The last decade’s surge in military spending has added to America’s debt while having a dubious impact on U.S. security. The upcoming elections now pit President Obama, who is calling for reductions, against Mitt Romney, who is calling for more increases, writes ex-CIA analyst Melvin A. Goodman.
By Melvin A. Goodman
Over the past decade, the United States has engaged in the most significant increase in defense spending since the Korean War.
Trillions of dollars have been allocated for the Pentagon, with little congressional monitoring or internal oversight. The defense budget for 2012 exceeds $600 billion, nearly equaling the combined defense spending of the rest of world.
Every U.S. taxpayer spends twice as much for the cost of national defense as each British citizen; five times as much as each German; and six times as much as each Japanese. Recent U.S. military expenditures include more than $2.5 trillion to wage unwinnable wars in Iraq and Afghanistan that have failed to enhance American security.
The current economic crisis and tepid economic recovery during President Barack Obama’s first term have created the imperative to reduce defense spending and the size of the U.S. military.

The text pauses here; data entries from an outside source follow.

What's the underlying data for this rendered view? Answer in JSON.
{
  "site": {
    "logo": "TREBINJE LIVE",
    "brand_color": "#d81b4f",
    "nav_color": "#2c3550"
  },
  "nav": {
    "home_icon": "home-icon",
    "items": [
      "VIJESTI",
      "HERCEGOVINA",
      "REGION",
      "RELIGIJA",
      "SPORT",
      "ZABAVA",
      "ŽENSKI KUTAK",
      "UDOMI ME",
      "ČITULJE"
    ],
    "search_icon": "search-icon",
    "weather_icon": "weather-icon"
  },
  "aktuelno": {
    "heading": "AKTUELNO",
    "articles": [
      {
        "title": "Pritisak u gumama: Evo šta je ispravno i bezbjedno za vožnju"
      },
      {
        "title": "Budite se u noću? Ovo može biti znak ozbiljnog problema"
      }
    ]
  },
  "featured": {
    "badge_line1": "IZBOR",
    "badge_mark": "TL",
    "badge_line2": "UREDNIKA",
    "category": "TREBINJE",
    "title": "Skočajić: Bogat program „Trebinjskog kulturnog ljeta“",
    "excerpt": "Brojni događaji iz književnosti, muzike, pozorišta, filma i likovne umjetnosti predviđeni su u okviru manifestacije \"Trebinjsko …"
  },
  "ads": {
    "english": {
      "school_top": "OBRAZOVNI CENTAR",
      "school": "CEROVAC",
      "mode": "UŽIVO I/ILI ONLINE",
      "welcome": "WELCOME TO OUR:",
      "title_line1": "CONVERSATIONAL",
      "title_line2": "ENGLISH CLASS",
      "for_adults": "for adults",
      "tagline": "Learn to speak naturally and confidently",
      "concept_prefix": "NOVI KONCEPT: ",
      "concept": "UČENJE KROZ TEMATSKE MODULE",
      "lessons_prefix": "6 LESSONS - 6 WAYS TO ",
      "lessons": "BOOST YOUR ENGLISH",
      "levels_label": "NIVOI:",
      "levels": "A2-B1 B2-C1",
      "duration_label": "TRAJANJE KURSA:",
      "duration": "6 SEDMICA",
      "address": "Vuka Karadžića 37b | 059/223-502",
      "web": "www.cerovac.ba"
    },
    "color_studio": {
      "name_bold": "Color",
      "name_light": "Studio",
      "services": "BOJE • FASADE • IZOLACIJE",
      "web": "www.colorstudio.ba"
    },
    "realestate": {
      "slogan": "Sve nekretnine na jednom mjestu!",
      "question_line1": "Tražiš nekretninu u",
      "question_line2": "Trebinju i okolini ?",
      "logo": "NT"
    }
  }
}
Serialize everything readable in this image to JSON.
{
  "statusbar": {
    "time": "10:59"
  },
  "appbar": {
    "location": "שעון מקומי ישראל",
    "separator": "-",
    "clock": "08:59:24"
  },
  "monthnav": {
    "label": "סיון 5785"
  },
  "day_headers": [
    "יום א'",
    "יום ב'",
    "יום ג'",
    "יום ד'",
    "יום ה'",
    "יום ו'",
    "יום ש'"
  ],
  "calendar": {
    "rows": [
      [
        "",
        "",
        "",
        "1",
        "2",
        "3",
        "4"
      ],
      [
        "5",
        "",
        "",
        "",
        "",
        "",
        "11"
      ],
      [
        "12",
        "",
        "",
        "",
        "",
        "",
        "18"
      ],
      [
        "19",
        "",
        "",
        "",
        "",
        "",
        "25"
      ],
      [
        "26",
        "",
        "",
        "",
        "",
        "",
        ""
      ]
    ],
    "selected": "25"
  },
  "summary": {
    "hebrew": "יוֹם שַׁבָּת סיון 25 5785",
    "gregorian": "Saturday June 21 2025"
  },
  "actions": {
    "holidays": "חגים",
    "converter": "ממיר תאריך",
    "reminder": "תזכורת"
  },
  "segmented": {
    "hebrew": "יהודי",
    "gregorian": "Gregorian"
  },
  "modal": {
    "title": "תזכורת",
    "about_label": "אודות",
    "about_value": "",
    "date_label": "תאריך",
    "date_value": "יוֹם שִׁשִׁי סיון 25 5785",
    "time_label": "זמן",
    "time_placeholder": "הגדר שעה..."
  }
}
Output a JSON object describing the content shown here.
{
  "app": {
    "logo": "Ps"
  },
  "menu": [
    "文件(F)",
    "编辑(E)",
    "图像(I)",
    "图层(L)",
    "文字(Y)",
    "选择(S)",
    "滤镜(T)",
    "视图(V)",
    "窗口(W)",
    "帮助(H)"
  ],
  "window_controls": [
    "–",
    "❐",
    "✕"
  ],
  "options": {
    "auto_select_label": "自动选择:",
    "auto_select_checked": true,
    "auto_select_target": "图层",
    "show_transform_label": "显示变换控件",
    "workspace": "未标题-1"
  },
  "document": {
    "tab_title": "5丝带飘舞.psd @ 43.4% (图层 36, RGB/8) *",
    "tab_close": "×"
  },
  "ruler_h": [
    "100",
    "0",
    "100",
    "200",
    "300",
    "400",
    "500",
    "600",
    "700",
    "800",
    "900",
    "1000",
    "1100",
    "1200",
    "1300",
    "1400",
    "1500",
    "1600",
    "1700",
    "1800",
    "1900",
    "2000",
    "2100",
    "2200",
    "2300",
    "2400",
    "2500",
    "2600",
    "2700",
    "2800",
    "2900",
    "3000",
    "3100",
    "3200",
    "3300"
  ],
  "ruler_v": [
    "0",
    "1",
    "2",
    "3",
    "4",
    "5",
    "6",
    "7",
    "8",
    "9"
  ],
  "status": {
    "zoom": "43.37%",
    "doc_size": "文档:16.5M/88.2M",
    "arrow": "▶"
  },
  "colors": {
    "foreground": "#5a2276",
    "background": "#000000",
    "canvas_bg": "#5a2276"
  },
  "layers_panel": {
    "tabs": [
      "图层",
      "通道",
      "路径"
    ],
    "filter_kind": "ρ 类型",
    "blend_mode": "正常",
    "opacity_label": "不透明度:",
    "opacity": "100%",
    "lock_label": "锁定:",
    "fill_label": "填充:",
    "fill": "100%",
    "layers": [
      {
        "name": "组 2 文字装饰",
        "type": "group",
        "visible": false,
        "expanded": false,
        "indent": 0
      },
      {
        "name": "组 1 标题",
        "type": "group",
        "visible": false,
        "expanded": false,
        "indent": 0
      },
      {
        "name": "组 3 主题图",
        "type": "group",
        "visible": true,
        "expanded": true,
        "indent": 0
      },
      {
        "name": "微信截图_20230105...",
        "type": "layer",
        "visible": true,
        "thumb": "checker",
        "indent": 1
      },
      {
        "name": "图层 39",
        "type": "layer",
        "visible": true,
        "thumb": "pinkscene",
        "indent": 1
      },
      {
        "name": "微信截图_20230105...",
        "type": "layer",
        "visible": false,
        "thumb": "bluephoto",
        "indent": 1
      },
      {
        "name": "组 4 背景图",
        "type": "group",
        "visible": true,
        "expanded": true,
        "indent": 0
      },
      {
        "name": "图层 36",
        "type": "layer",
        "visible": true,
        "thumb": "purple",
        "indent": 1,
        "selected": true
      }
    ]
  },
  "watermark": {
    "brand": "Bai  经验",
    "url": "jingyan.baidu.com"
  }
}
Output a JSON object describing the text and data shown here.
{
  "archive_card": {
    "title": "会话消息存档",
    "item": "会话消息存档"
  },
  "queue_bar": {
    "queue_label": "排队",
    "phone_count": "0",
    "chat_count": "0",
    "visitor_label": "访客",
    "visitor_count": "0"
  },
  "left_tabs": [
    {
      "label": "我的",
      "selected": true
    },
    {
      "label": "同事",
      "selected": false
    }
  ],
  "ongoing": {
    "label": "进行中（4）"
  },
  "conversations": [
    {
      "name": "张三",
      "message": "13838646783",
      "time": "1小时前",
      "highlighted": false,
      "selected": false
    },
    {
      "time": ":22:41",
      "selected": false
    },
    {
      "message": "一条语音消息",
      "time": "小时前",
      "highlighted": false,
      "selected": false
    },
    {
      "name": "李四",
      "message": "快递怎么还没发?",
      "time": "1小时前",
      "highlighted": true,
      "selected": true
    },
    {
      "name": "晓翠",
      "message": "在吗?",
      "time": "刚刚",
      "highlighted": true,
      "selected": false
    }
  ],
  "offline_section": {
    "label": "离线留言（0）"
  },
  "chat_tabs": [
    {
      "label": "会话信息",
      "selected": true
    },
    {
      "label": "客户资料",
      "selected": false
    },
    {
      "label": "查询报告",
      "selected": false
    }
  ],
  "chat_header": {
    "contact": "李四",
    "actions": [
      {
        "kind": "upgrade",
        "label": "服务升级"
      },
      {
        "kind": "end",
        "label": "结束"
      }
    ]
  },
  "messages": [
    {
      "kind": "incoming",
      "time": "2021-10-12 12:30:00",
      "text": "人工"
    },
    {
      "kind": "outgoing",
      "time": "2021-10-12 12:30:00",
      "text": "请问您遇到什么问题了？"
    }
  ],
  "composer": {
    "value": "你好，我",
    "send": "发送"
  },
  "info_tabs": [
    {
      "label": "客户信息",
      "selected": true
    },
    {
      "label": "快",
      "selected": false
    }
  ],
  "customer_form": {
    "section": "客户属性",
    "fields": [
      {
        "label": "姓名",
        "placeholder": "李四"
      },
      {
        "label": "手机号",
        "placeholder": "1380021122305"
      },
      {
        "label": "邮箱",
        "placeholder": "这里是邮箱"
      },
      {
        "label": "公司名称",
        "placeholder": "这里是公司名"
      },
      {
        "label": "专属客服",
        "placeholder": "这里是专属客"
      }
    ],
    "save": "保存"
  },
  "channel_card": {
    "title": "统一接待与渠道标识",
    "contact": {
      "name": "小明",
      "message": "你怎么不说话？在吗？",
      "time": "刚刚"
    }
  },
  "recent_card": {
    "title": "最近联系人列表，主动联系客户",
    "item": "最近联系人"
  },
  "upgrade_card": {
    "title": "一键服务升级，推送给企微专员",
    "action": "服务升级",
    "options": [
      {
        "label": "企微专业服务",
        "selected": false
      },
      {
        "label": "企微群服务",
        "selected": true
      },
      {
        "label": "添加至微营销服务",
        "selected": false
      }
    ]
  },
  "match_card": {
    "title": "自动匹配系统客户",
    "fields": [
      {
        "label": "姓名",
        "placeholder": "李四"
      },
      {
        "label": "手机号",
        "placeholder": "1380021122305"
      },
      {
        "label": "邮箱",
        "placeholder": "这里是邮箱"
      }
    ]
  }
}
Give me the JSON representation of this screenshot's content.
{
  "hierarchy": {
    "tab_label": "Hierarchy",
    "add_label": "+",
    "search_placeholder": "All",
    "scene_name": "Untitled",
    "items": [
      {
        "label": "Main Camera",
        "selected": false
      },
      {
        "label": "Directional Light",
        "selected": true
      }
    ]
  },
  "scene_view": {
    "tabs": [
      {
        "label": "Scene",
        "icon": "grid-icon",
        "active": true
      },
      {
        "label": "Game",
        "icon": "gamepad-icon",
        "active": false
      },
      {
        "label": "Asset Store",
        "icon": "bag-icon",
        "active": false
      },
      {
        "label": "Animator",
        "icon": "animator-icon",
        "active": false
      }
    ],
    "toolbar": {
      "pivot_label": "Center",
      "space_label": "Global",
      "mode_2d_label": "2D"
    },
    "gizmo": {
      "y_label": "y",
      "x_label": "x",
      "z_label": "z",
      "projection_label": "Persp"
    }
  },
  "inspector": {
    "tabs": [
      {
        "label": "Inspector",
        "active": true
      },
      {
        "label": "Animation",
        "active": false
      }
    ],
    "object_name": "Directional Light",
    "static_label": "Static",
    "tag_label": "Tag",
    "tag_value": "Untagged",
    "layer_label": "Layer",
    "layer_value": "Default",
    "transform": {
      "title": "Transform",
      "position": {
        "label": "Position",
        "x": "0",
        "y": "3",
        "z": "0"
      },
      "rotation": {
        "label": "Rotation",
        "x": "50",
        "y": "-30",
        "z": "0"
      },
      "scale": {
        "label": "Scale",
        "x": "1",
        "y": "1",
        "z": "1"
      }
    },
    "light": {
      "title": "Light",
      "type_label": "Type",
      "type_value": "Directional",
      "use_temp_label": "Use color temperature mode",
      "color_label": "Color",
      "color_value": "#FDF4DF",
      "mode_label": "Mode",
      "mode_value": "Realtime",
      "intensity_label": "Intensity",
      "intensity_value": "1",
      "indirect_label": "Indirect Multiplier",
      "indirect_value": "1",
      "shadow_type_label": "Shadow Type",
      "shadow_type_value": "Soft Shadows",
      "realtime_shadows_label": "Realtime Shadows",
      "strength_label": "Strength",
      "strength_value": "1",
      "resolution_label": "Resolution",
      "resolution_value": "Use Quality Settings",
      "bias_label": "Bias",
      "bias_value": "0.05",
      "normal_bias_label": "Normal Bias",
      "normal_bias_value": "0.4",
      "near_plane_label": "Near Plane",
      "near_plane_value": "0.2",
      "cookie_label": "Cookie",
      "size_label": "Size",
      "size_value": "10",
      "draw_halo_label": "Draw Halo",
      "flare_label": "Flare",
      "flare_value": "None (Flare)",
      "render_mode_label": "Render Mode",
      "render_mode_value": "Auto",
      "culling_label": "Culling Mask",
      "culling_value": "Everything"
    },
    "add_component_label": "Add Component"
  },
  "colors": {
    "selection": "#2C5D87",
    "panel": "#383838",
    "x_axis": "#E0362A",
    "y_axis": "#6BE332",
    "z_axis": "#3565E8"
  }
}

More than 46 million Americans live in poverty; unemployment rates have remained at unacceptably high levels; and the economic concerns of the middle class have not abated.
The income gap between the wealthiest Americans and the rest of the country continues to grow sharply. Millions of American have learned that their primary assets, their homes, have become a liability.
President Dwight Eisenhower warned that military demands for U.S. defense spending would become a “cross of iron” that would limit spending on domestic needs. It is time to act on that warning by making significant cuts in defense spending and applying the savings to health care, education, infrastructure and the environment.
The Budget Control Act of 2010 was a good first step, mandating cuts in defense spending of $485 billion over the next 10 years and allowing reductions in the size of the Army and the Marines that would still leave ground forces larger than pre-Sept. 11 levels.
Excessive spending on the Air Force, which faces no challenge, is the most wasteful of all military expenditures. We could save $15 billion to $20 billion annually by reducing the F-35 fighter fleet to 1,000, far more than is needed for any conceivable threat. The cost of each F-35 has nearly doubled over the past 10 years, making it the Pentagon’s most expensive program.
As the Air Force is dominant in the skies, the Navy has, in the words of Chief of Naval Operations Adm. Gary Roughhead, a “degree of overmatch [with any adversary] that is extraordinary.” Reducing the number of ships in the U.S. Navy would save $60 billion over 10 years. The commitment to sustain 11 aircraft carrier battle groups is particularly questionable.
Meanwhile, the Marines have not conducted an amphibious landing since the Korean War but remain committed to the V-22 Osprey, a problematic vertical takeoff and landing aircraft, as well as a new landing vehicle, the Expeditionary Fighting Vehicle.
Fewer intercontinental ballistic missiles could save $80 billion over the next 10 years, and eliminating nuclear weapons from our strategic bombers would bring additional savings of $40 billion.
President Barack Obama has stated his commitment to a smaller military and less defense spending, although his position on reducing specific weapons systems has not been clarified.
Mitt Romney, however, is committed to greater investment in a bloated military that has been given a virtual blank check for the past decade. His program would make a bad situation worse.
Mr. Romney is opposed to the bipartisan agreement to cut defense spending over the next 10 years, known as “sequestration.” On the contrary, he favors increased spending on defense that would amount to nearly $1 trillion over a decade. Mr. Romney has pledged to spend at least 4 percent of gross domestic product on defense, a bizarre way to plan for national defense.
His strident statements on foreign policy interests that involve Russia, China, Iran and the Middle East suggest that he would pursue aggressive policies that could lead to greater military deployments overseas.
Unlike Mr. Obama, who has pledged to reduce U.S. troop levels by 100,000 over the next five years, Mr. Romney wants to increase troop levels by 100,000; such an increase would cost $200 billion over the next 10 years.
Mr. Romney also wants to increase naval shipbuilding to 15 vessels a year, while Mr. Obama favors limiting shipbuilding to the current pace of nine ships a year. Mr. Romney even favors reopening the production line for the F-22 fighter plane, which has already cost the United States nearly $80 billion. His plan would cost an additional $120 billion over the next 10 years.
Former Secretary of Defense Robert M. Gates argued that a “smaller military will be able to go to fewer places and do fewer things,” one of the best arguments for reduced defense spending.
An equally strong argument is that, by reorienting government spending away from the military and toward our domestic problems, we can strengthen the security of our nation.
Melvin A. Goodman is a former CIA analyst and the author of the forthcoming “National Insecurity: The Cost of American Militarism” (City Lights Publishing, January 2013). His email is firstname.lastname@example.org. [This article first appeared at the Baltimore Sun. It’s published here with the author’s approval.]